Free Commentary

By: Dan Hueber –

Although this has been anything but harsh for most of the U.S. over the past few months, it would appear that Old Man Winter is not quite ready to relinquish his icy grip just yet.  Unseasonably cold temperatures are forecast to push into the Midwest and Mid-south into the weekend bring along with it additional storms including snowflakes for some regions.  Considering that it is really only the 8th of March and technically the first day of spring is yet 12-days away this should really come as no shock. That said I suspect there were a few beginning to conjure up ideas of widespread early spring planting and it would appear that mother nature has other plans in mind.

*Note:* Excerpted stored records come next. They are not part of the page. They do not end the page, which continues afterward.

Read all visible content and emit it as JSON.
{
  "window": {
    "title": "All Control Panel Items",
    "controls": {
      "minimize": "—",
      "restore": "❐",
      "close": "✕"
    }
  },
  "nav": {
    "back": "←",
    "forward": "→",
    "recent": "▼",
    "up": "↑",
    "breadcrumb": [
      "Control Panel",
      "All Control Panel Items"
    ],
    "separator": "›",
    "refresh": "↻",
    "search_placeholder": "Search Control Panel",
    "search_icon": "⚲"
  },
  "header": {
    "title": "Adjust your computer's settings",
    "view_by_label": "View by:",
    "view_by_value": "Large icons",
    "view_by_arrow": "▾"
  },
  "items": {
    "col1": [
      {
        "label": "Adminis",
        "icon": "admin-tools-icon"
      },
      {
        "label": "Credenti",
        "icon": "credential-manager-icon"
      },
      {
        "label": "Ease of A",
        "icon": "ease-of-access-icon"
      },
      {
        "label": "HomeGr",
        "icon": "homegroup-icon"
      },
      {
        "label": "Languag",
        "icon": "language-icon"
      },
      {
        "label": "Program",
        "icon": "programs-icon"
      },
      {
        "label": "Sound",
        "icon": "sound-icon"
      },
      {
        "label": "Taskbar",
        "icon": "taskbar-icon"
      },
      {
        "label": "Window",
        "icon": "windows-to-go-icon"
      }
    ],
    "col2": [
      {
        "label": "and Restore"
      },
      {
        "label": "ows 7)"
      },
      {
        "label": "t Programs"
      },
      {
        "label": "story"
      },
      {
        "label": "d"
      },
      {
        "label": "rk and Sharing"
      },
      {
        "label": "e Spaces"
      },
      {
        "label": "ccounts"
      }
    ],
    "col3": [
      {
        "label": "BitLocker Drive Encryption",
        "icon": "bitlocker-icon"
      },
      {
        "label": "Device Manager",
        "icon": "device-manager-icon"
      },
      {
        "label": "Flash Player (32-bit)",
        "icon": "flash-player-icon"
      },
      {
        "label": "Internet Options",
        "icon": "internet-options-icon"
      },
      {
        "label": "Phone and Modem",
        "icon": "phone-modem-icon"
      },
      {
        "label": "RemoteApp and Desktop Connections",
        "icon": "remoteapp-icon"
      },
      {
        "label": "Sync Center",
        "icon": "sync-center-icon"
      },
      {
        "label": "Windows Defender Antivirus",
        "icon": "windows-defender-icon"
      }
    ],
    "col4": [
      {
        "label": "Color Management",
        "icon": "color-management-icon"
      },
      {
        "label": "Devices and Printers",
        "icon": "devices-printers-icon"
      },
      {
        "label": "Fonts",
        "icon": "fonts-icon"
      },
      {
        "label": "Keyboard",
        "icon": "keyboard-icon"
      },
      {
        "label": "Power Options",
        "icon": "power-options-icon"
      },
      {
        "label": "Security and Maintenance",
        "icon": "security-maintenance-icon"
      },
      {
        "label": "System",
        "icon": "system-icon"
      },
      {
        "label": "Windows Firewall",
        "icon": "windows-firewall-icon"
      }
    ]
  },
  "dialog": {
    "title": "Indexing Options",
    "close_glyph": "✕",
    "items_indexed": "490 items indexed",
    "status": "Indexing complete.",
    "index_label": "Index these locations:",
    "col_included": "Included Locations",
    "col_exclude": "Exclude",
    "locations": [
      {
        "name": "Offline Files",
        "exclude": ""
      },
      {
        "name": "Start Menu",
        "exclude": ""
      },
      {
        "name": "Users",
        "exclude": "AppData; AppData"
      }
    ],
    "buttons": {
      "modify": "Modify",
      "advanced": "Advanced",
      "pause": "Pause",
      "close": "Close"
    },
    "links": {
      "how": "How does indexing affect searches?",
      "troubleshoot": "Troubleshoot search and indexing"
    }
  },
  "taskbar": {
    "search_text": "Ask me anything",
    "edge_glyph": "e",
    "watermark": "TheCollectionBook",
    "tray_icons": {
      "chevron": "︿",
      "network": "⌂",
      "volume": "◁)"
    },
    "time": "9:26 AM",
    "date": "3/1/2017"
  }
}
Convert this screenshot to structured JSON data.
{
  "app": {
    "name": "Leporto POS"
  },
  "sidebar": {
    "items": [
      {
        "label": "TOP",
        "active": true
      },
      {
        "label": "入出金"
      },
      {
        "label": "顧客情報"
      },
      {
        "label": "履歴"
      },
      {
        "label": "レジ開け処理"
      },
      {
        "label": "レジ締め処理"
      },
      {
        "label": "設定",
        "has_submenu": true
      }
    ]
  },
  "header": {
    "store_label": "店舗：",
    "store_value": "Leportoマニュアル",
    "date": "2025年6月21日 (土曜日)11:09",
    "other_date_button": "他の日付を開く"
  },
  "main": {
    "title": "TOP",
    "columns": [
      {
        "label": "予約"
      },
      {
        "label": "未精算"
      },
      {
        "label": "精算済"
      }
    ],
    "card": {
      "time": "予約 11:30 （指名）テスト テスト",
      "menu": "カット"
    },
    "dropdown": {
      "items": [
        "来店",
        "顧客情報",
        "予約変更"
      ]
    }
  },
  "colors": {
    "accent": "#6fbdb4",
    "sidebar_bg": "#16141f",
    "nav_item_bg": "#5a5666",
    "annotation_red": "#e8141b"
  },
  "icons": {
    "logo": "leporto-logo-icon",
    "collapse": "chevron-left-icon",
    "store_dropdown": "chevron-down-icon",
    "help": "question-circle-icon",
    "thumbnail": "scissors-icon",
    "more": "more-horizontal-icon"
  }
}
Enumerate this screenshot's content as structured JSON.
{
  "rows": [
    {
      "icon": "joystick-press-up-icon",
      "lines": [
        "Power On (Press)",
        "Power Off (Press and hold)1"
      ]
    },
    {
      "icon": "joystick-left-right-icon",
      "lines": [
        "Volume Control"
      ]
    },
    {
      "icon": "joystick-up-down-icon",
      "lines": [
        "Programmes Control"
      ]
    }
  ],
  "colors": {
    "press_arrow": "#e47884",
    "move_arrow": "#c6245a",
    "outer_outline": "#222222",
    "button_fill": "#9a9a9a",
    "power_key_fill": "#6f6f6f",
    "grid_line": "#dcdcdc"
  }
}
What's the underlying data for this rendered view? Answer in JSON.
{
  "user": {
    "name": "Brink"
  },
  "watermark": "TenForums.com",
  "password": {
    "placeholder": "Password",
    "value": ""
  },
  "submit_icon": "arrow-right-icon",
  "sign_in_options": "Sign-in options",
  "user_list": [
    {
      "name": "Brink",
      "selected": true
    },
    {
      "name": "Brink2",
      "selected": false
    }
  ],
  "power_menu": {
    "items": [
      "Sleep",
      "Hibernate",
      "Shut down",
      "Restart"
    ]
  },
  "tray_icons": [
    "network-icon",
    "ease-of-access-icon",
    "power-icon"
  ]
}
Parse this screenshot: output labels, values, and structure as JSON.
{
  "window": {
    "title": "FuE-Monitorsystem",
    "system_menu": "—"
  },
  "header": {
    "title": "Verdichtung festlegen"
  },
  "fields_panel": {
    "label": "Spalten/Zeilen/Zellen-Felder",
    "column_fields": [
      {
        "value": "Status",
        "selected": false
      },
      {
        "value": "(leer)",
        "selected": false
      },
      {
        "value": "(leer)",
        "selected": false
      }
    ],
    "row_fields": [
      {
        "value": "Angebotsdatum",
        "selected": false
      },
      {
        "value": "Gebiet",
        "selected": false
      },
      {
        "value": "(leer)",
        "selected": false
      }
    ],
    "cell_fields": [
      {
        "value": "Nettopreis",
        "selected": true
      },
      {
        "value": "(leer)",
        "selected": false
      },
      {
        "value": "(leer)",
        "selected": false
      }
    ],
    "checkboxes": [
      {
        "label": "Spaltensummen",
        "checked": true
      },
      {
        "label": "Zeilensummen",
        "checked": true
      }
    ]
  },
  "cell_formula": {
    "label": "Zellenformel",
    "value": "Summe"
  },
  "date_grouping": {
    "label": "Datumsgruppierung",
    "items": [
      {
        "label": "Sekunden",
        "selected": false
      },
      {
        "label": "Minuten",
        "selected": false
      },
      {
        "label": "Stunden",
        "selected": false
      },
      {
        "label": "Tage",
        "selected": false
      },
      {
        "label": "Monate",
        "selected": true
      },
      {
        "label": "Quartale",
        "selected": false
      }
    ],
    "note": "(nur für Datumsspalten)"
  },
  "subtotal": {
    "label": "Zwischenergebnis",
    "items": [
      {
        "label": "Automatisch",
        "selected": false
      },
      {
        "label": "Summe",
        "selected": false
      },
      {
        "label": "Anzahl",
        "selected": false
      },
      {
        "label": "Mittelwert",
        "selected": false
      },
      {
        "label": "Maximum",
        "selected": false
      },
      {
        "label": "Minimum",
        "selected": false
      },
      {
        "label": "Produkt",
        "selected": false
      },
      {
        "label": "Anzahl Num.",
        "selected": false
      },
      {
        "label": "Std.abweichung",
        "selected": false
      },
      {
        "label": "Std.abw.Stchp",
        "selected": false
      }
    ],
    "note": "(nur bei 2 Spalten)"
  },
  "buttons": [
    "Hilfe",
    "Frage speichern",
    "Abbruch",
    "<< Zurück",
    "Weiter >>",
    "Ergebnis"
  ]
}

Grain and soy markets have extended the pressure again this morning and appear to be led by the soy complex.  Actually wheat, which has been the persistent dog of this group for the past couple years is performing the best, possibly buoyed a touch by the fact that Egypt has rejected cargoes of wheat from both Russia and Argentina, which could open the door for additional U.S. sales.  This nation is by far the world’s largest importer of wheat.  As for the other two markets, the improved weather conditions in South America and hence increased harvest activity, availability of beans and planting of safrinha corn in Brazil all conspire to keep the pressure on.

We need a new (positive) story to temper the current negative attitudes and it would seem unlikely that the March supply/demand reports will provide such.  While nothing says that trade estimates will be on the mark, it would appear that the majority are looking for little to no change in domestic figures and a boost in the South American crops and if that were to be the case, all you could hope for would be that it is already factored into the current price structure.

I have to believe that the overall action in the U.S. Dollar over the past few weeks has been a drag on commodities as well.  I intend to elaborate a bit more on the dollar in the weekly newsletter but would point out that after the initial break in the dollar and rally in commodities that happened directly after the beginning of the year, the two indexes have reversed direction once again.  The dollar strength has become a growing concern with the administration, particularly with their emphasis with trade imbalances but they really have little recourse to try and change the direction, particularly when the market is now heavily leaning towards an interest rate boost by the Fed this month.


Marcos lean negative this morning as the dollar is higher as are equity markets and energies and metals are soft.  Tomorrow will bring us weekly export sales, the USDA supply/demand and Conab estimate for the South American crops.  If nothing excites the trade from these, then we can begin to look out the end of the month for the quarterly grains stocks and prospective planting reports.  I guess we can never be too far off the next “word of gov.”